▶ _WORKING DATA_:
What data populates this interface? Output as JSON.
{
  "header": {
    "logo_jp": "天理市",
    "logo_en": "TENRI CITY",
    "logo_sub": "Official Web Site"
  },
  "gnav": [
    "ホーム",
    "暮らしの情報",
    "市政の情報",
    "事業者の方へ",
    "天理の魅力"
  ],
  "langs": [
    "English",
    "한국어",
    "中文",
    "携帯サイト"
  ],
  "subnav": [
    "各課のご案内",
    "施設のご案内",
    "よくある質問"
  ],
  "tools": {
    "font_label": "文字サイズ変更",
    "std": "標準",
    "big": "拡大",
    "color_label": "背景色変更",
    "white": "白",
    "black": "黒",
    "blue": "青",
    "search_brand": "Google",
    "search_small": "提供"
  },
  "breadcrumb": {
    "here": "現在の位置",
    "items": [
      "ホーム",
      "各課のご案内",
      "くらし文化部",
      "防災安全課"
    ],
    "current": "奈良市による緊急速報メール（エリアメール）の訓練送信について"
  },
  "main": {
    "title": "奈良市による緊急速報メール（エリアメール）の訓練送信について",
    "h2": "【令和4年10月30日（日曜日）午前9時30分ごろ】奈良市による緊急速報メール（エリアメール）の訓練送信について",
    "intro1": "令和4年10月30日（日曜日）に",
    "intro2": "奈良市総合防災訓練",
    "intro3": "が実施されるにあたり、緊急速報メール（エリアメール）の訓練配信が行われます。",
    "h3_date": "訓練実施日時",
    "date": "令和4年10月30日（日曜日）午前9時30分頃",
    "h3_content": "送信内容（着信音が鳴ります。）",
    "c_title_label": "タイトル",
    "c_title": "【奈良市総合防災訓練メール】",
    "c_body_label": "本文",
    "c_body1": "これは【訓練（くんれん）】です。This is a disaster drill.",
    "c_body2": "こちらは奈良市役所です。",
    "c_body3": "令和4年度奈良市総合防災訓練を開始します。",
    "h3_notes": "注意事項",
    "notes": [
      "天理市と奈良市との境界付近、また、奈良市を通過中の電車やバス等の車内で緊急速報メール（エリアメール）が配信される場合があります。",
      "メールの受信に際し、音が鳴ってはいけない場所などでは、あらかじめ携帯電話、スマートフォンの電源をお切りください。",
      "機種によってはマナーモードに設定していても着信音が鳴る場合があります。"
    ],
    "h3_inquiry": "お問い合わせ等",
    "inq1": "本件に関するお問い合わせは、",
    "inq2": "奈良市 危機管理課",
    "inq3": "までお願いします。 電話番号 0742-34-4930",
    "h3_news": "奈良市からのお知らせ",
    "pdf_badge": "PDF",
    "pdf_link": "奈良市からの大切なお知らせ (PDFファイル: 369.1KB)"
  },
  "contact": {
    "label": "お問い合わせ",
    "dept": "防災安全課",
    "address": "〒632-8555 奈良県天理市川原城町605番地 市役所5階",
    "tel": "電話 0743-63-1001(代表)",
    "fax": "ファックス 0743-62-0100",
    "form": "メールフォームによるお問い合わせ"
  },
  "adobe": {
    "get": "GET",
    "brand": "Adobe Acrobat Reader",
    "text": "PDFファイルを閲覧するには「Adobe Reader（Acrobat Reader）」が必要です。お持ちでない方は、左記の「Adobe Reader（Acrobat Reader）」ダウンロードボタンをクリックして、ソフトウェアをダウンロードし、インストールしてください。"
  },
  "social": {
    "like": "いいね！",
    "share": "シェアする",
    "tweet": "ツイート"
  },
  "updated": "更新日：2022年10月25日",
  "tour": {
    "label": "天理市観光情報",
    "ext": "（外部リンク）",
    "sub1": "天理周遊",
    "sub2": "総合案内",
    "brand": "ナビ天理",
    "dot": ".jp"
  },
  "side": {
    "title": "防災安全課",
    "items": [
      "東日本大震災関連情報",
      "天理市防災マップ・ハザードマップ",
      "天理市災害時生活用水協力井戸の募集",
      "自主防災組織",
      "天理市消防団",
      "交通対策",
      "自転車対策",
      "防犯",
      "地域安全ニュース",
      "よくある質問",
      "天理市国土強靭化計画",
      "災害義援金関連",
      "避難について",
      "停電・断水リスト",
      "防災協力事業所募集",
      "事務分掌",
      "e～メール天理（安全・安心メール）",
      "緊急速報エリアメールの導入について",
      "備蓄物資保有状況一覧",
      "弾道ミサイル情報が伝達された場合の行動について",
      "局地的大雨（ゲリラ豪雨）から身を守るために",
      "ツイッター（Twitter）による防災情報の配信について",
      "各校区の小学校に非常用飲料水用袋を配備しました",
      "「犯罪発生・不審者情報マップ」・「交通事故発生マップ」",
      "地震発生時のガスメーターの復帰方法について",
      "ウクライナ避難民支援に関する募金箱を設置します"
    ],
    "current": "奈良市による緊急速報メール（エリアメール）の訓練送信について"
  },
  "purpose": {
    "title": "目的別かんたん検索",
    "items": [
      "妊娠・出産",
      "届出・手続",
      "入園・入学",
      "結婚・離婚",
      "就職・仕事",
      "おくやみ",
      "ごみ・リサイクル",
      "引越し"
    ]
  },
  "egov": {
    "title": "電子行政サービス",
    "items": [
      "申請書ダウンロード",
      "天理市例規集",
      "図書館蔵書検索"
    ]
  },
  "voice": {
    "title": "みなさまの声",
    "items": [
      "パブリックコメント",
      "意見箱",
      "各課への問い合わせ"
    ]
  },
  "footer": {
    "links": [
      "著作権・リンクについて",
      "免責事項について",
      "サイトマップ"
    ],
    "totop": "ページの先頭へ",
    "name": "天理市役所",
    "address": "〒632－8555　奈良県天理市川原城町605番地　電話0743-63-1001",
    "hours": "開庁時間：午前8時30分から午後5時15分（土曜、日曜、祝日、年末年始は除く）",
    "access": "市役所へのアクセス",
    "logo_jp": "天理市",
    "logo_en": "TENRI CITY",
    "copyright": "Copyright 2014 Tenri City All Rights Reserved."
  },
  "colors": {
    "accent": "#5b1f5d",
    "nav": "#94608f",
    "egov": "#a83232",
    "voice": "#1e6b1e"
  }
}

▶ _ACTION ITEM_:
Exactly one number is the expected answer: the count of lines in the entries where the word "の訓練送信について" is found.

▶ _ANSWER BOX_:
4